The ejection was triggered by a missed strikeout call in the second inning of Game 1, prompting Boone to run out to home plate and deliver one of his lengthier and more bizarre rants of the season. Incensed by Miller’s shaky grasp of the strike zone, Boone repeatedly referred to his players as “f***ing savages” and told the umpire to “tighten this s**t up.”

Exactly when the illicit contact came into play remains unclear, but crew chief Gerry Davis later commented on the situation and said Boone had crossed some boundaries during his tirade. Per MLB.com’s Bryan Hoch: “You’re not allowed to argue balls and strikes, so yeah. Yes he did [go too far]. That will all be in the report.”

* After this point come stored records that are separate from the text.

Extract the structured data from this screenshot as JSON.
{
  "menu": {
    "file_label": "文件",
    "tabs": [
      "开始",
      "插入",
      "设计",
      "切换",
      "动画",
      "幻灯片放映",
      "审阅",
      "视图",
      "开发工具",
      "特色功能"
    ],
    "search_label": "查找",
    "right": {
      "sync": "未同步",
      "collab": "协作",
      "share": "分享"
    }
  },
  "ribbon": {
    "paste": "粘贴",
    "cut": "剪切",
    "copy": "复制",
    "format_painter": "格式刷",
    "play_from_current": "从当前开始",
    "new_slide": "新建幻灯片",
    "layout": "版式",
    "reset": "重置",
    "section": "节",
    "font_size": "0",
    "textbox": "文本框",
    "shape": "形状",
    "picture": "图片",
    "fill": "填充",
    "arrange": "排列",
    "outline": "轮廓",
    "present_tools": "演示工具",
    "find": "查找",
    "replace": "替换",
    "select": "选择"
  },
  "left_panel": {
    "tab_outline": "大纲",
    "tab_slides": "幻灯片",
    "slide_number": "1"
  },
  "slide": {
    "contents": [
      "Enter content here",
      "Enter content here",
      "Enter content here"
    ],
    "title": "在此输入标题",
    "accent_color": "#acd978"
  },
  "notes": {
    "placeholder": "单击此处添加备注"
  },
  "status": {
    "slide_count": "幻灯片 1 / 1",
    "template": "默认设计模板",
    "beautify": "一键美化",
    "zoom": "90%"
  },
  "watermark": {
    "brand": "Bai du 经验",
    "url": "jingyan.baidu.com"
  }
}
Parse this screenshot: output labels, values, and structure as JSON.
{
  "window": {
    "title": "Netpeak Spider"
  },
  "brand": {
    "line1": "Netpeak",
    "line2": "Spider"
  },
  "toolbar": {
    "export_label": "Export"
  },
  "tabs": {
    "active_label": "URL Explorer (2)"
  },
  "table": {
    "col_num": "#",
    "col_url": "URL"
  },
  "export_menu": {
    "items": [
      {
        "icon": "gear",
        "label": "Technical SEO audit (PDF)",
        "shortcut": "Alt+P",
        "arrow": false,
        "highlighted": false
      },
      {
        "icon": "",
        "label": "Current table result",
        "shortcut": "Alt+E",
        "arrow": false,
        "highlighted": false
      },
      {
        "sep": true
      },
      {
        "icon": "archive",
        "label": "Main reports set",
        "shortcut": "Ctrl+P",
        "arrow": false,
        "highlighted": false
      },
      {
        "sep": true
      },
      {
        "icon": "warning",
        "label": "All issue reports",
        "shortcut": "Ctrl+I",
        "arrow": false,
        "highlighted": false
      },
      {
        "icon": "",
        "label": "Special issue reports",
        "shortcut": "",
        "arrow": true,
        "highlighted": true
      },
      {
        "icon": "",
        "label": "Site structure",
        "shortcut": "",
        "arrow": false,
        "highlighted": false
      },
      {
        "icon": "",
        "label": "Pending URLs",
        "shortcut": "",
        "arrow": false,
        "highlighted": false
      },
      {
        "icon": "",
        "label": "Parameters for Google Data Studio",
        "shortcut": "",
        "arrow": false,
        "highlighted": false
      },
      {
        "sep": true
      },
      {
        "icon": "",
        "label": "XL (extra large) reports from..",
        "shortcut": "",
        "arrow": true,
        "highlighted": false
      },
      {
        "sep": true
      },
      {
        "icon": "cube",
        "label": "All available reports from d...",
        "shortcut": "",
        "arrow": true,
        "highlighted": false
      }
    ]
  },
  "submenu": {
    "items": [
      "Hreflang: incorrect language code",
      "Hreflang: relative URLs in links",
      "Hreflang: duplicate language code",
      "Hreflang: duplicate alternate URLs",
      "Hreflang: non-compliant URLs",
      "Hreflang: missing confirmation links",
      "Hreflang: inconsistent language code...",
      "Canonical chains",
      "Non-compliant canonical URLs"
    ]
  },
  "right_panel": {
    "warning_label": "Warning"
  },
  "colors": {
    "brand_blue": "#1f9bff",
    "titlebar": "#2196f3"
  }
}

In his own statements to the press, Boone defended his use of the word “savages,” claiming, “I always just want our guys all the time controlling the strike zone and making it hard on the pitchers. That’s something those guys take a lot of pride in as a lineup.” Several Yankees players, including Luke Voit and Aaron Judge, backed up the skipper’s decision to confront Miller as well, though Voit was the only player to explicitly support Boone’s use of the term.